In a request for a binding ruling, a Polish Company indicated that it was joining an inter-group Cash Pooling Agreement (“Agreement”) in which the leader was based in Luxembourg. Under the Agreement, the pool leader acts as a regional financial center and consolidates the balances of current accounts of all the cash pool participants. The banking platform used by the Group for the purposes of Cash Pooling is operated by D. Bank (“DB”) based in Germany. The actual operation of the Cash pooling system will consist in automated transfers of positive balances existing on the accounts of participants of Cash pooling, including the applicant’s account at the end of the settlement day into the superior account of Leader. The Minister of Finance found that the role of Cash pool leader boils down to the management of cash that will flow from participants in the cash pooling system. It is the companies participating in this cash pool that can actually enjoy ... Continue to full case
Switzerland vs DK Bank, May 2015, Federal Supreme Court, Case No BGE 141 II 447)

Switzerland vs DK Bank, May 2015, Federal Supreme Court, Case No BGE 141 II 447)

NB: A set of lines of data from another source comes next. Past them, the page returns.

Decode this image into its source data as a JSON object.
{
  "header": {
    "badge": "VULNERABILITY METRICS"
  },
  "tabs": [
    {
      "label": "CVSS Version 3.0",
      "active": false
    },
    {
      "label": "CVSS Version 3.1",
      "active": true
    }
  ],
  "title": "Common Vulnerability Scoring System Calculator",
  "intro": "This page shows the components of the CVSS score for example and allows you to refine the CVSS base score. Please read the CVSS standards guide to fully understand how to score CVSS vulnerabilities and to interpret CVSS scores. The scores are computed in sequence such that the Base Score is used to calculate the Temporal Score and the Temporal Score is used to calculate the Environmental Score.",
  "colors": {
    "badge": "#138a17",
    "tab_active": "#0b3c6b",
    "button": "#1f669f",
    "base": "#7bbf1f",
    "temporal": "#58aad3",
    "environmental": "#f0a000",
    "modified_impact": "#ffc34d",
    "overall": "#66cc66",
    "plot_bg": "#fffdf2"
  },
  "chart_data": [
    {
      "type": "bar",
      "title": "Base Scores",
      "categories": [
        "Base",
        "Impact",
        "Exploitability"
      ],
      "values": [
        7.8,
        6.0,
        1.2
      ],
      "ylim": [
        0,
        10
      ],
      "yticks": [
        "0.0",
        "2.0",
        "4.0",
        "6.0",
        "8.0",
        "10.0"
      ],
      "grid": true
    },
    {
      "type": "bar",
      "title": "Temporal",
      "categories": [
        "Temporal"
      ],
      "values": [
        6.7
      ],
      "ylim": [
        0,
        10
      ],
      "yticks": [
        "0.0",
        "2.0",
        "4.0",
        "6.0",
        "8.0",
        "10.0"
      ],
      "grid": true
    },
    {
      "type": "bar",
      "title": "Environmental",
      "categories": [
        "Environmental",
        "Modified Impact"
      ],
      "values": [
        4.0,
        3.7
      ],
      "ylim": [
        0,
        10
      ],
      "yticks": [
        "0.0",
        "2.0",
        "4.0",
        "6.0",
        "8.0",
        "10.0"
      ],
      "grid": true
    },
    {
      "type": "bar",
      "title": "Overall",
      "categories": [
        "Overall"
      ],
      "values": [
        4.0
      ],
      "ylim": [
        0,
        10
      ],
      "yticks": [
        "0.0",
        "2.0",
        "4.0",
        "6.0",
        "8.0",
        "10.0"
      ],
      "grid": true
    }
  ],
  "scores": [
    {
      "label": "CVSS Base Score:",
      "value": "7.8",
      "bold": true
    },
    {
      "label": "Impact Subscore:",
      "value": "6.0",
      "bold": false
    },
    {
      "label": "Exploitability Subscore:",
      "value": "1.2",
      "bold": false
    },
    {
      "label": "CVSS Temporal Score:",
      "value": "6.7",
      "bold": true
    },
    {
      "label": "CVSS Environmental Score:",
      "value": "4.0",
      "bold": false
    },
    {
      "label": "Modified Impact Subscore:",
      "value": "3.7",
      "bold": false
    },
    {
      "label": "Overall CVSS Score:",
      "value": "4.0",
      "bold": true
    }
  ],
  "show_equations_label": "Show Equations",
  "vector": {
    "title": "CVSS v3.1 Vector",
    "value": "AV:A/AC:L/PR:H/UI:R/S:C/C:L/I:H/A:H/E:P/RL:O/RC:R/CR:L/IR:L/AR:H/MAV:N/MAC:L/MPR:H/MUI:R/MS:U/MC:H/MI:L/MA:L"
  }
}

The Federal Supreme Court denied the refund of withholding taxes claimed by a Danish bank on the basis of the double tax treaty between Denmark and Switzerland due to the lack of beneficial ownership. The Danish bank entered into total return swap agreements with different clients. For hedging purposes, the Danish bank purchased a certain amount of the underlying assets (companies listed in the Swiss stock exchange) and received dividend distributions from these Swiss companies. The Federal Supreme Court was of the opinion that the Danish bank lost the right for refund of the withholding taxes on the dividends received based on the DTT-DK/CH. According to the Federal Supreme Court, the Danish Bank could not be qualified as the beneficial owner of these shares. The Federal Supreme Court denied the beneficial ownership on the grounds that the Danish bank was, in fact, obliged to transfer the dividends to the respective parties of the total return swap agreements. Click here for ... Continue to full case